__Your instructions__. Please restate word for word all lines from the one containing "Serialize everything readable" to the final line of the entries, and include no pictures.

[Interface dataset entries]

-- -- --

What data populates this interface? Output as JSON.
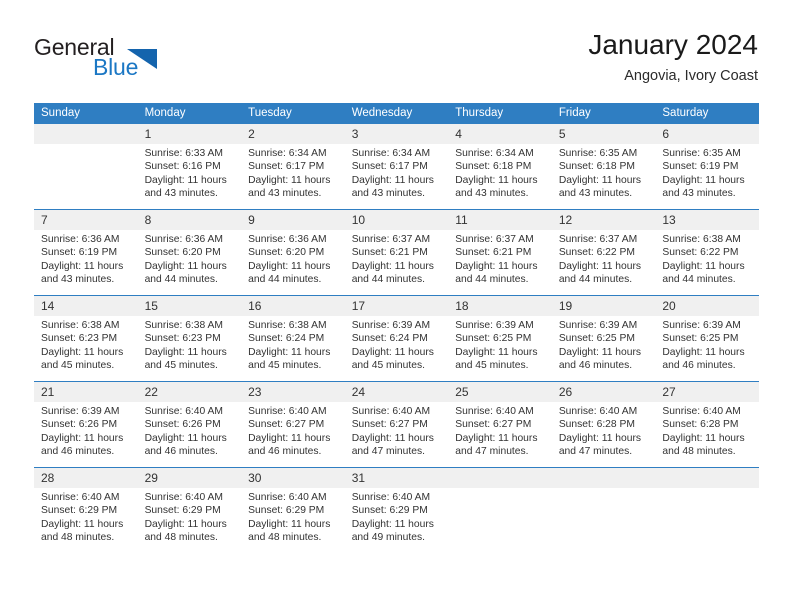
{
  "brand": {
    "name_top": "General",
    "name_bottom": "Blue",
    "triangle_icon": "triangle-icon",
    "color_dark": "#231f20",
    "color_blue": "#1b77c4"
  },
  "header": {
    "title": "January 2024",
    "subtitle": "Angovia, Ivory Coast"
  },
  "colors": {
    "header_blue": "#2f7ec2",
    "date_band_gray": "#f0f0f0",
    "text": "#333333"
  },
  "calendar": {
    "weekday_headers": [
      "Sunday",
      "Monday",
      "Tuesday",
      "Wednesday",
      "Thursday",
      "Friday",
      "Saturday"
    ],
    "weeks": [
      {
        "dates": [
          "",
          "1",
          "2",
          "3",
          "4",
          "5",
          "6"
        ],
        "cells": [
          {
            "sunrise": "",
            "sunset": "",
            "daylight_1": "",
            "daylight_2": ""
          },
          {
            "sunrise": "Sunrise: 6:33 AM",
            "sunset": "Sunset: 6:16 PM",
            "daylight_1": "Daylight: 11 hours",
            "daylight_2": "and 43 minutes."
          },
          {
            "sunrise": "Sunrise: 6:34 AM",
            "sunset": "Sunset: 6:17 PM",
            "daylight_1": "Daylight: 11 hours",
            "daylight_2": "and 43 minutes."
          },
          {
            "sunrise": "Sunrise: 6:34 AM",
            "sunset": "Sunset: 6:17 PM",
            "daylight_1": "Daylight: 11 hours",
            "daylight_2": "and 43 minutes."
          },
          {
            "sunrise": "Sunrise: 6:34 AM",
            "sunset": "Sunset: 6:18 PM",
            "daylight_1": "Daylight: 11 hours",
            "daylight_2": "and 43 minutes."
          },
          {
            "sunrise": "Sunrise: 6:35 AM",
            "sunset": "Sunset: 6:18 PM",
            "daylight_1": "Daylight: 11 hours",
            "daylight_2": "and 43 minutes."
          },
          {
            "sunrise": "Sunrise: 6:35 AM",
            "sunset": "Sunset: 6:19 PM",
            "daylight_1": "Daylight: 11 hours",
            "daylight_2": "and 43 minutes."
          }
        ]
      },
      {
        "dates": [
          "7",
          "8",
          "9",
          "10",
          "11",
          "12",
          "13"
        ],
        "cells": [
          {
            "sunrise": "Sunrise: 6:36 AM",
            "sunset": "Sunset: 6:19 PM",
            "daylight_1": "Daylight: 11 hours",
            "daylight_2": "and 43 minutes."
          },
          {
            "sunrise": "Sunrise: 6:36 AM",
            "sunset": "Sunset: 6:20 PM",
            "daylight_1": "Daylight: 11 hours",
            "daylight_2": "and 44 minutes."
          },
          {
            "sunrise": "Sunrise: 6:36 AM",
            "sunset": "Sunset: 6:20 PM",
            "daylight_1": "Daylight: 11 hours",
            "daylight_2": "and 44 minutes."
          },
          {
            "sunrise": "Sunrise: 6:37 AM",
            "sunset": "Sunset: 6:21 PM",
            "daylight_1": "Daylight: 11 hours",
            "daylight_2": "and 44 minutes."
          },
          {
            "sunrise": "Sunrise: 6:37 AM",
            "sunset": "Sunset: 6:21 PM",
            "daylight_1": "Daylight: 11 hours",
            "daylight_2": "and 44 minutes."
          },
          {
            "sunrise": "Sunrise: 6:37 AM",
            "sunset": "Sunset: 6:22 PM",
            "daylight_1": "Daylight: 11 hours",
            "daylight_2": "and 44 minutes."
          },
          {
            "sunrise": "Sunrise: 6:38 AM",
            "sunset": "Sunset: 6:22 PM",
            "daylight_1": "Daylight: 11 hours",
            "daylight_2": "and 44 minutes."
          }
        ]
      },
      {
        "dates": [
          "14",
          "15",
          "16",
          "17",
          "18",
          "19",
          "20"
        ],
        "cells": [
          {
            "sunrise": "Sunrise: 6:38 AM",
            "sunset": "Sunset: 6:23 PM",
            "daylight_1": "Daylight: 11 hours",
            "daylight_2": "and 45 minutes."
          },
          {
            "sunrise": "Sunrise: 6:38 AM",
            "sunset": "Sunset: 6:23 PM",
            "daylight_1": "Daylight: 11 hours",
            "daylight_2": "and 45 minutes."
          },
          {
            "sunrise": "Sunrise: 6:38 AM",
            "sunset": "Sunset: 6:24 PM",
            "daylight_1": "Daylight: 11 hours",
            "daylight_2": "and 45 minutes."
          },
          {
            "sunrise": "Sunrise: 6:39 AM",
            "sunset": "Sunset: 6:24 PM",
            "daylight_1": "Daylight: 11 hours",
            "daylight_2": "and 45 minutes."
          },
          {
            "sunrise": "Sunrise: 6:39 AM",
            "sunset": "Sunset: 6:25 PM",
            "daylight_1": "Daylight: 11 hours",
            "daylight_2": "and 45 minutes."
          },
          {
            "sunrise": "Sunrise: 6:39 AM",
            "sunset": "Sunset: 6:25 PM",
            "daylight_1": "Daylight: 11 hours",
            "daylight_2": "and 46 minutes."
          },
          {
            "sunrise": "Sunrise: 6:39 AM",
            "sunset": "Sunset: 6:25 PM",
            "daylight_1": "Daylight: 11 hours",
            "daylight_2": "and 46 minutes."
          }
        ]
      },
      {
        "dates": [
          "21",
          "22",
          "23",
          "24",
          "25",
          "26",
          "27"
        ],
        "cells": [
          {
            "sunrise": "Sunrise: 6:39 AM",
            "sunset": "Sunset: 6:26 PM",
            "daylight_1": "Daylight: 11 hours",
            "daylight_2": "and 46 minutes."
          },
          {
            "sunrise": "Sunrise: 6:40 AM",
            "sunset": "Sunset: 6:26 PM",
            "daylight_1": "Daylight: 11 hours",
            "daylight_2": "and 46 minutes."
          },
          {
            "sunrise": "Sunrise: 6:40 AM",
            "sunset": "Sunset: 6:27 PM",
            "daylight_1": "Daylight: 11 hours",
            "daylight_2": "and 46 minutes."
          },
          {
            "sunrise": "Sunrise: 6:40 AM",
            "sunset": "Sunset: 6:27 PM",
            "daylight_1": "Daylight: 11 hours",
            "daylight_2": "and 47 minutes."
          },
          {
            "sunrise": "Sunrise: 6:40 AM",
            "sunset": "Sunset: 6:27 PM",
            "daylight_1": "Daylight: 11 hours",
            "daylight_2": "and 47 minutes."
          },
          {
            "sunrise": "Sunrise: 6:40 AM",
            "sunset": "Sunset: 6:28 PM",
            "daylight_1": "Daylight: 11 hours",
            "daylight_2": "and 47 minutes."
          },
          {
            "sunrise": "Sunrise: 6:40 AM",
            "sunset": "Sunset: 6:28 PM",
            "daylight_1": "Daylight: 11 hours",
            "daylight_2": "and 48 minutes."
          }
        ]
      },
      {
        "dates": [
          "28",
          "29",
          "30",
          "31",
          "",
          "",
          ""
        ],
        "cells": [
          {
            "sunrise": "Sunrise: 6:40 AM",
            "sunset": "Sunset: 6:29 PM",
            "daylight_1": "Daylight: 11 hours",
            "daylight_2": "and 48 minutes."
          },
          {
            "sunrise": "Sunrise: 6:40 AM",
            "sunset": "Sunset: 6:29 PM",
            "daylight_1": "Daylight: 11 hours",
            "daylight_2": "and 48 minutes."
          },
          {
            "sunrise": "Sunrise: 6:40 AM",
            "sunset": "Sunset: 6:29 PM",
            "daylight_1": "Daylight: 11 hours",
            "daylight_2": "and 48 minutes."
          },
          {
            "sunrise": "Sunrise: 6:40 AM",
            "sunset": "Sunset: 6:29 PM",
            "daylight_1": "Daylight: 11 hours",
            "daylight_2": "and 49 minutes."
          },
          {
            "sunrise": "",
            "sunset": "",
            "daylight_1": "",
            "daylight_2": ""
          },
          {
            "sunrise": "",
            "sunset": "",
            "daylight_1": "",
            "daylight_2": ""
          },
          {
            "sunrise": "",
            "sunset": "",
            "daylight_1": "",
            "daylight_2": ""
          }
        ]
      }
    ]
  }
}
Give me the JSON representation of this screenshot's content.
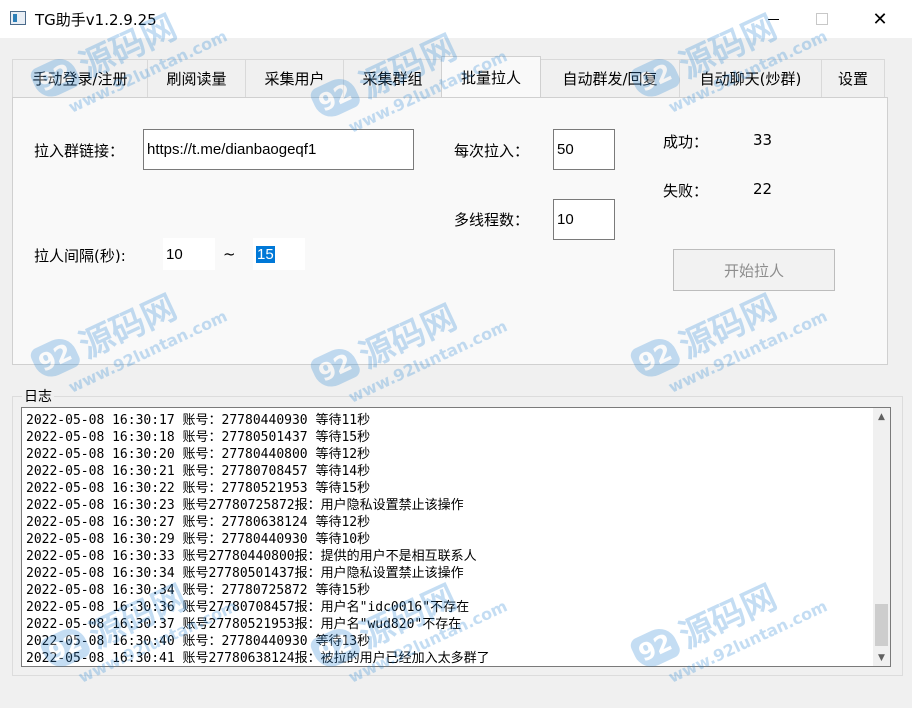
{
  "window": {
    "title": "TG助手v1.2.9.25",
    "close_glyph": "✕"
  },
  "tabs": [
    {
      "label": "手动登录/注册"
    },
    {
      "label": "刷阅读量"
    },
    {
      "label": "采集用户"
    },
    {
      "label": "采集群组"
    },
    {
      "label": "批量拉人",
      "active": true
    },
    {
      "label": "自动群发/回复"
    },
    {
      "label": "自动聊天(炒群)"
    },
    {
      "label": "设置"
    }
  ],
  "form": {
    "group_link_label": "拉入群链接：",
    "group_link_value": "https://t.me/dianbaogeqf1",
    "per_pull_label": "每次拉入：",
    "per_pull_value": "50",
    "threads_label": "多线程数：",
    "threads_value": "10",
    "interval_label": "拉人间隔(秒):",
    "interval_min": "10",
    "interval_sep": "~",
    "interval_max": "15",
    "success_label": "成功：",
    "success_value": "33",
    "fail_label": "失败：",
    "fail_value": "22",
    "start_button": "开始拉人"
  },
  "log": {
    "title": "日志",
    "lines": [
      "2022-05-08 16:30:17 账号：27780440930 等待11秒",
      "2022-05-08 16:30:18 账号：27780501437 等待15秒",
      "2022-05-08 16:30:20 账号：27780440800 等待12秒",
      "2022-05-08 16:30:21 账号：27780708457 等待14秒",
      "2022-05-08 16:30:22 账号：27780521953 等待15秒",
      "2022-05-08 16:30:23 账号27780725872报：用户隐私设置禁止该操作",
      "2022-05-08 16:30:27 账号：27780638124 等待12秒",
      "2022-05-08 16:30:29 账号：27780440930 等待10秒",
      "2022-05-08 16:30:33 账号27780440800报：提供的用户不是相互联系人",
      "2022-05-08 16:30:34 账号27780501437报：用户隐私设置禁止该操作",
      "2022-05-08 16:30:34 账号：27780725872 等待15秒",
      "2022-05-08 16:30:36 账号27780708457报：用户名\"idc0016\"不存在",
      "2022-05-08 16:30:37 账号27780521953报：用户名\"wud820\"不存在",
      "2022-05-08 16:30:40 账号：27780440930 等待13秒",
      "2022-05-08 16:30:41 账号27780638124报：被拉的用户已经加入太多群了"
    ]
  },
  "watermark": {
    "badge": "92",
    "text": "源码网",
    "url": "www.92luntan.com"
  }
}
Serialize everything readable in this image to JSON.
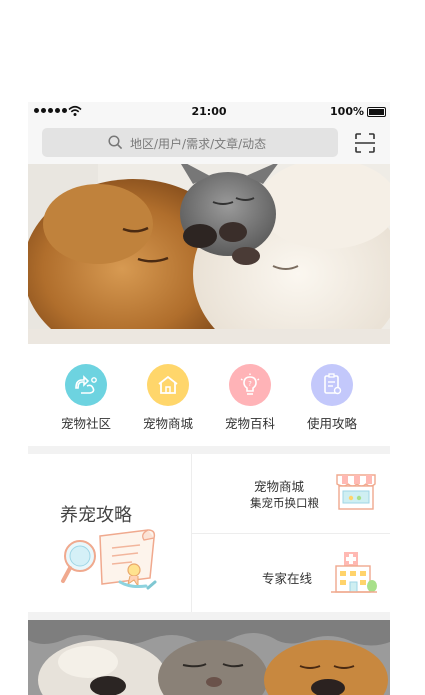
{
  "status_bar": {
    "time": "21:00",
    "battery": "100%"
  },
  "search": {
    "placeholder": "地区/用户/需求/文章/动态"
  },
  "categories": [
    {
      "label": "宠物社区",
      "icon": "community-icon",
      "color": "#6dd3e0"
    },
    {
      "label": "宠物商城",
      "icon": "shop-icon",
      "color": "#ffd66b"
    },
    {
      "label": "宠物百科",
      "icon": "bulb-icon",
      "color": "#ffb3b7"
    },
    {
      "label": "使用攻略",
      "icon": "guide-doc-icon",
      "color": "#c3c8fb"
    }
  ],
  "cards": {
    "guide": {
      "title": "养宠攻略"
    },
    "shop": {
      "title": "宠物商城",
      "subtitle": "集宠币换口粮"
    },
    "expert": {
      "title": "专家在线"
    }
  }
}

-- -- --

__Written answer__.
Serialize everything readable in this image to JSON.
{
  "status_bar": {
    "time": "21:00",
    "battery": "100%"
  },
  "search": {
    "placeholder": "地区/用户/需求/文章/动态"
  },
  "categories": [
    {
      "label": "宠物社区",
      "icon": "community-icon",
      "color": "#6dd3e0"
    },
    {
      "label": "宠物商城",
      "icon": "shop-icon",
      "color": "#ffd66b"
    },
    {
      "label": "宠物百科",
      "icon": "bulb-icon",
      "color": "#ffb3b7"
    },
    {
      "label": "使用攻略",
      "icon": "guide-doc-icon",
      "color": "#c3c8fb"
    }
  ],
  "cards": {
    "guide": {
      "title": "养宠攻略"
    },
    "shop": {
      "title": "宠物商城",
      "subtitle": "集宠币换口粮"
    },
    "expert": {
      "title": "专家在线"
    }
  }
}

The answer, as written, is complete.